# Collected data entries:
- Opening Delimiter -

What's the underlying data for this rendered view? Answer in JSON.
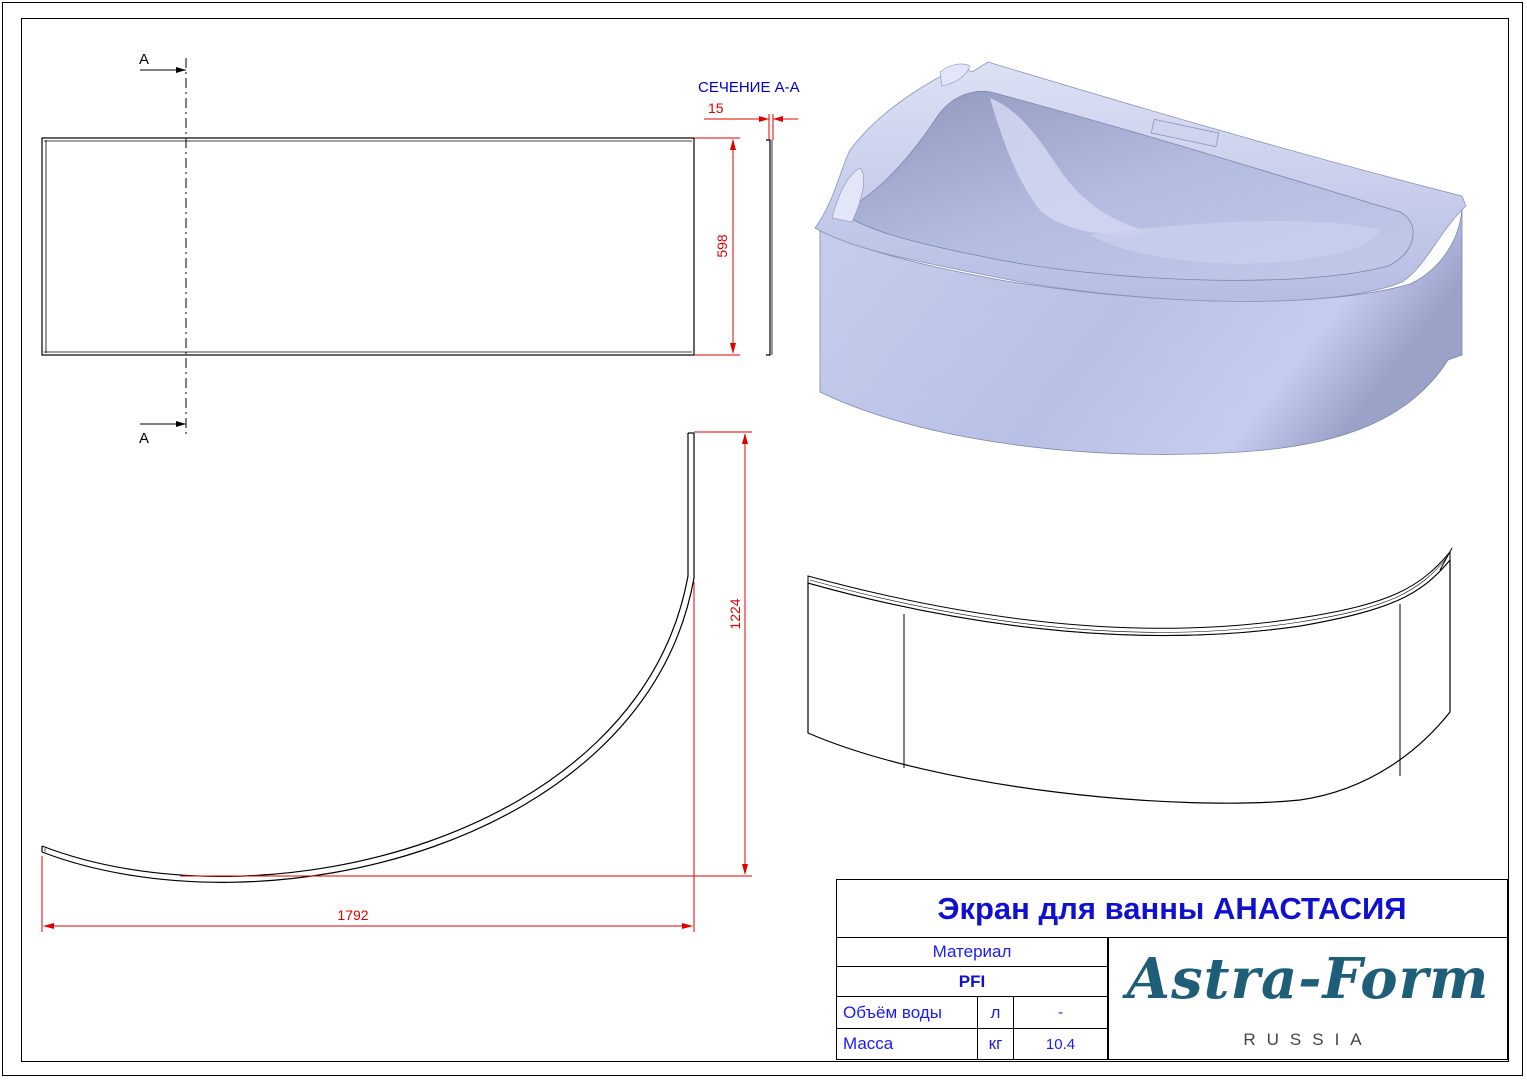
{
  "section_title": "СЕЧЕНИЕ А-А",
  "section_marks": [
    "A",
    "A"
  ],
  "dimensions": {
    "thickness": "15",
    "front_height": "598",
    "depth": "1224",
    "length": "1792"
  },
  "title_block": {
    "title": "Экран для ванны АНАСТАСИЯ",
    "material_label": "Материал",
    "material_value": "PFI",
    "volume_label": "Объём воды",
    "volume_unit": "л",
    "volume_value": "-",
    "mass_label": "Масса",
    "mass_unit": "кг",
    "mass_value": "10.4"
  },
  "brand": {
    "logo_text": "Astra-Form",
    "tagline": "RUSSIA",
    "color": "#1f5e78"
  },
  "colors": {
    "dimension": "#e00000",
    "label": "#0000cc",
    "tub_fill": "#b4bde4"
  }
}
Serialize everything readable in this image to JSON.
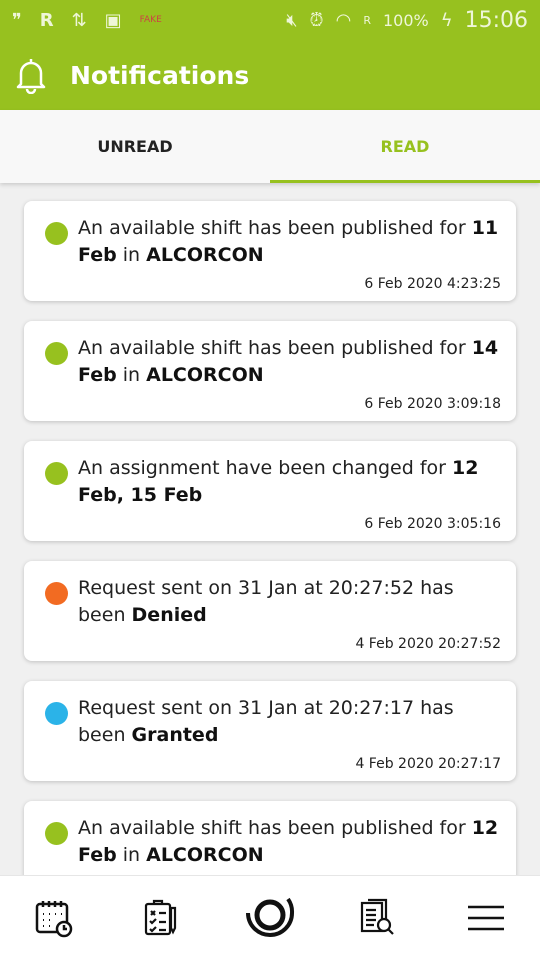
{
  "status_bar": {
    "battery": "100%",
    "time": "15:06",
    "signal_label": "R",
    "fake_label": "FAKE"
  },
  "header": {
    "title": "Notifications",
    "icon": "bell-icon"
  },
  "tabs": [
    {
      "label": "UNREAD",
      "active": false
    },
    {
      "label": "READ",
      "active": true
    }
  ],
  "colors": {
    "brand": "#97c11f",
    "green": "#97c11f",
    "orange": "#f26b22",
    "blue": "#2bb3e8"
  },
  "notifications": [
    {
      "parts": [
        {
          "t": "An available shift has been published for "
        },
        {
          "t": "11 Feb",
          "b": true
        },
        {
          "t": " in "
        },
        {
          "t": "ALCORCON",
          "b": true
        }
      ],
      "timestamp": "6 Feb 2020 4:23:25",
      "status": "green"
    },
    {
      "parts": [
        {
          "t": "An available shift has been published for "
        },
        {
          "t": "14 Feb",
          "b": true
        },
        {
          "t": " in "
        },
        {
          "t": "ALCORCON",
          "b": true
        }
      ],
      "timestamp": "6 Feb 2020 3:09:18",
      "status": "green"
    },
    {
      "parts": [
        {
          "t": "An assignment have been changed for "
        },
        {
          "t": "12 Feb, 15 Feb",
          "b": true
        }
      ],
      "timestamp": "6 Feb 2020 3:05:16",
      "status": "green"
    },
    {
      "parts": [
        {
          "t": "Request sent on 31 Jan at 20:27:52 has been "
        },
        {
          "t": "Denied",
          "b": true
        }
      ],
      "timestamp": "4 Feb 2020 20:27:52",
      "status": "orange"
    },
    {
      "parts": [
        {
          "t": "Request sent on 31 Jan at 20:27:17 has been "
        },
        {
          "t": "Granted",
          "b": true
        }
      ],
      "timestamp": "4 Feb 2020 20:27:17",
      "status": "blue"
    },
    {
      "parts": [
        {
          "t": "An available shift has been published for "
        },
        {
          "t": "12 Feb",
          "b": true
        },
        {
          "t": " in "
        },
        {
          "t": "ALCORCON",
          "b": true
        }
      ],
      "timestamp": "",
      "status": "green"
    }
  ],
  "bottom_nav": [
    "calendar-clock-icon",
    "checklist-icon",
    "home-logo-icon",
    "document-search-icon",
    "menu-icon"
  ]
}
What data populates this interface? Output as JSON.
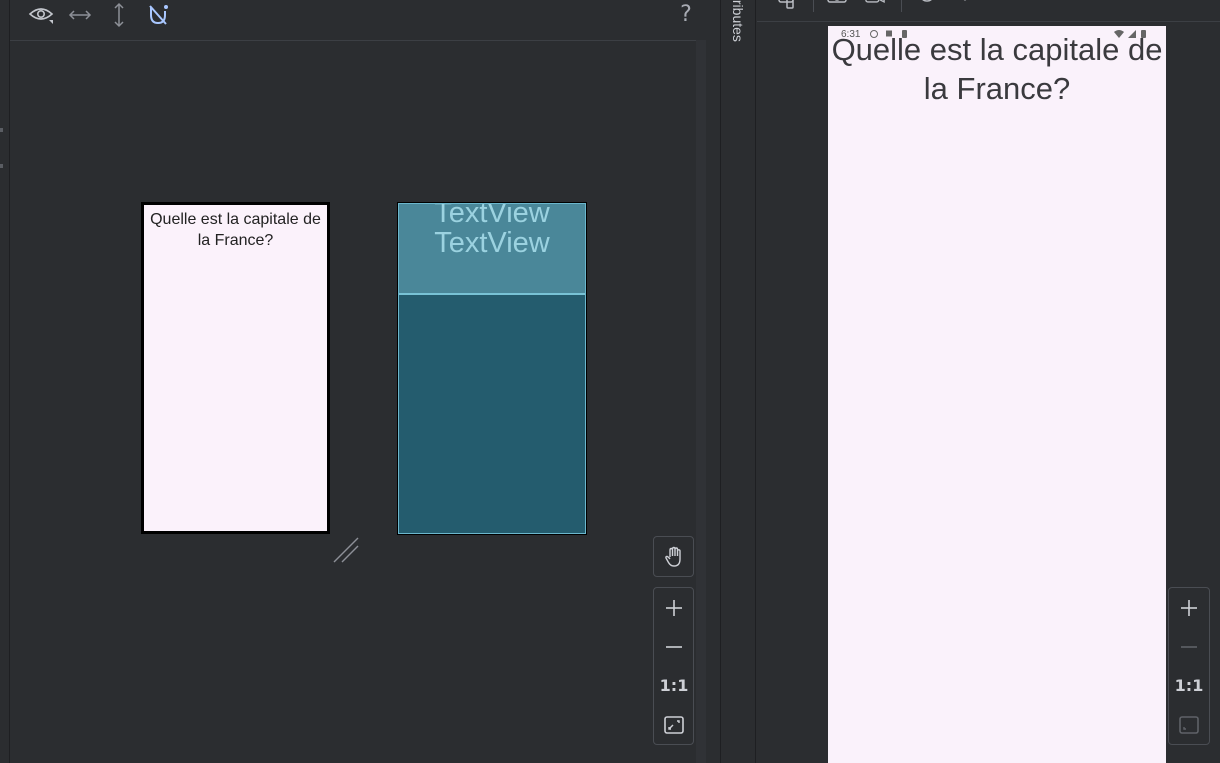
{
  "editor": {
    "toolbar": {
      "eye_icon": "eye-icon",
      "horizontal_icon": "horizontal-arrows-icon",
      "vertical_icon": "vertical-arrows-icon",
      "constraints_icon": "magnet-off-icon",
      "help_label": "?"
    },
    "design_preview": {
      "text": "Quelle est la capitale de la France?"
    },
    "blueprint_preview": {
      "label_1": "TextView",
      "label_2": "TextView"
    },
    "zoom": {
      "zoom_in": "+",
      "zoom_out": "—",
      "one_to_one": "1:1"
    }
  },
  "attributes_panel": {
    "label": "tributes"
  },
  "running_device": {
    "status_time": "6:31",
    "screen_text": "Quelle est la capitale de la France?",
    "zoom": {
      "zoom_in": "+",
      "zoom_out": "—",
      "one_to_one": "1:1"
    }
  },
  "colors": {
    "ide_background": "#2b2d30",
    "design_screen": "#fbf2fb",
    "blueprint_screen": "#245c6e",
    "blueprint_textview": "#4a8799",
    "blueprint_text": "#9bd2e0",
    "device_screen": "#faf2fb"
  }
}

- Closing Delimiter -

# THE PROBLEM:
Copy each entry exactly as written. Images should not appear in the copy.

# ANSWER SPACE:
What's the underlying data for this rendered view? Answer in JSON.
{
  "section_title": "СЕЧЕНИЕ А-А",
  "section_marks": [
    "A",
    "A"
  ],
  "dimensions": {
    "thickness": "15",
    "front_height": "598",
    "depth": "1224",
    "length": "1792"
  },
  "title_block": {
    "title": "Экран для ванны АНАСТАСИЯ",
    "material_label": "Материал",
    "material_value": "PFI",
    "volume_label": "Объём воды",
    "volume_unit": "л",
    "volume_value": "-",
    "mass_label": "Масса",
    "mass_unit": "кг",
    "mass_value": "10.4"
  },
  "brand": {
    "logo_text": "Astra-Form",
    "tagline": "RUSSIA",
    "color": "#1f5e78"
  },
  "colors": {
    "dimension": "#e00000",
    "label": "#0000cc",
    "tub_fill": "#b4bde4"
  }
}
Serialize everything readable in this image to JSON.
{
  "status_bar": {
    "battery": "100%",
    "time": "15:06",
    "signal_label": "R",
    "fake_label": "FAKE"
  },
  "header": {
    "title": "Notifications",
    "icon": "bell-icon"
  },
  "tabs": [
    {
      "label": "UNREAD",
      "active": false
    },
    {
      "label": "READ",
      "active": true
    }
  ],
  "colors": {
    "brand": "#97c11f",
    "green": "#97c11f",
    "orange": "#f26b22",
    "blue": "#2bb3e8"
  },
  "notifications": [
    {
      "parts": [
        {
          "t": "An available shift has been published for "
        },
        {
          "t": "11 Feb",
          "b": true
        },
        {
          "t": " in "
        },
        {
          "t": "ALCORCON",
          "b": true
        }
      ],
      "timestamp": "6 Feb 2020 4:23:25",
      "status": "green"
    },
    {
      "parts": [
        {
          "t": "An available shift has been published for "
        },
        {
          "t": "14 Feb",
          "b": true
        },
        {
          "t": " in "
        },
        {
          "t": "ALCORCON",
          "b": true
        }
      ],
      "timestamp": "6 Feb 2020 3:09:18",
      "status": "green"
    },
    {
      "parts": [
        {
          "t": "An assignment have been changed for "
        },
        {
          "t": "12 Feb, 15 Feb",
          "b": true
        }
      ],
      "timestamp": "6 Feb 2020 3:05:16",
      "status": "green"
    },
    {
      "parts": [
        {
          "t": "Request sent on 31 Jan at 20:27:52 has been "
        },
        {
          "t": "Denied",
          "b": true
        }
      ],
      "timestamp": "4 Feb 2020 20:27:52",
      "status": "orange"
    },
    {
      "parts": [
        {
          "t": "Request sent on 31 Jan at 20:27:17 has been "
        },
        {
          "t": "Granted",
          "b": true
        }
      ],
      "timestamp": "4 Feb 2020 20:27:17",
      "status": "blue"
    },
    {
      "parts": [
        {
          "t": "An available shift has been published for "
        },
        {
          "t": "12 Feb",
          "b": true
        },
        {
          "t": " in "
        },
        {
          "t": "ALCORCON",
          "b": true
        }
      ],
      "timestamp": "",
      "status": "green"
    }
  ],
  "bottom_nav": [
    "calendar-clock-icon",
    "checklist-icon",
    "home-logo-icon",
    "document-search-icon",
    "menu-icon"
  ]
}
What data populates this interface? Output as JSON.
{
  "editor": {
    "toolbar": {
      "eye_icon": "eye-icon",
      "horizontal_icon": "horizontal-arrows-icon",
      "vertical_icon": "vertical-arrows-icon",
      "constraints_icon": "magnet-off-icon",
      "help_label": "?"
    },
    "design_preview": {
      "text": "Quelle est la capitale de la France?"
    },
    "blueprint_preview": {
      "label_1": "TextView",
      "label_2": "TextView"
    },
    "zoom": {
      "zoom_in": "+",
      "zoom_out": "—",
      "one_to_one": "1:1"
    }
  },
  "attributes_panel": {
    "label": "tributes"
  },
  "running_device": {
    "status_time": "6:31",
    "screen_text": "Quelle est la capitale de la France?",
    "zoom": {
      "zoom_in": "+",
      "zoom_out": "—",
      "one_to_one": "1:1"
    }
  },
  "colors": {
    "ide_background": "#2b2d30",
    "design_screen": "#fbf2fb",
    "blueprint_screen": "#245c6e",
    "blueprint_textview": "#4a8799",
    "blueprint_text": "#9bd2e0",
    "device_screen": "#faf2fb"
  }
}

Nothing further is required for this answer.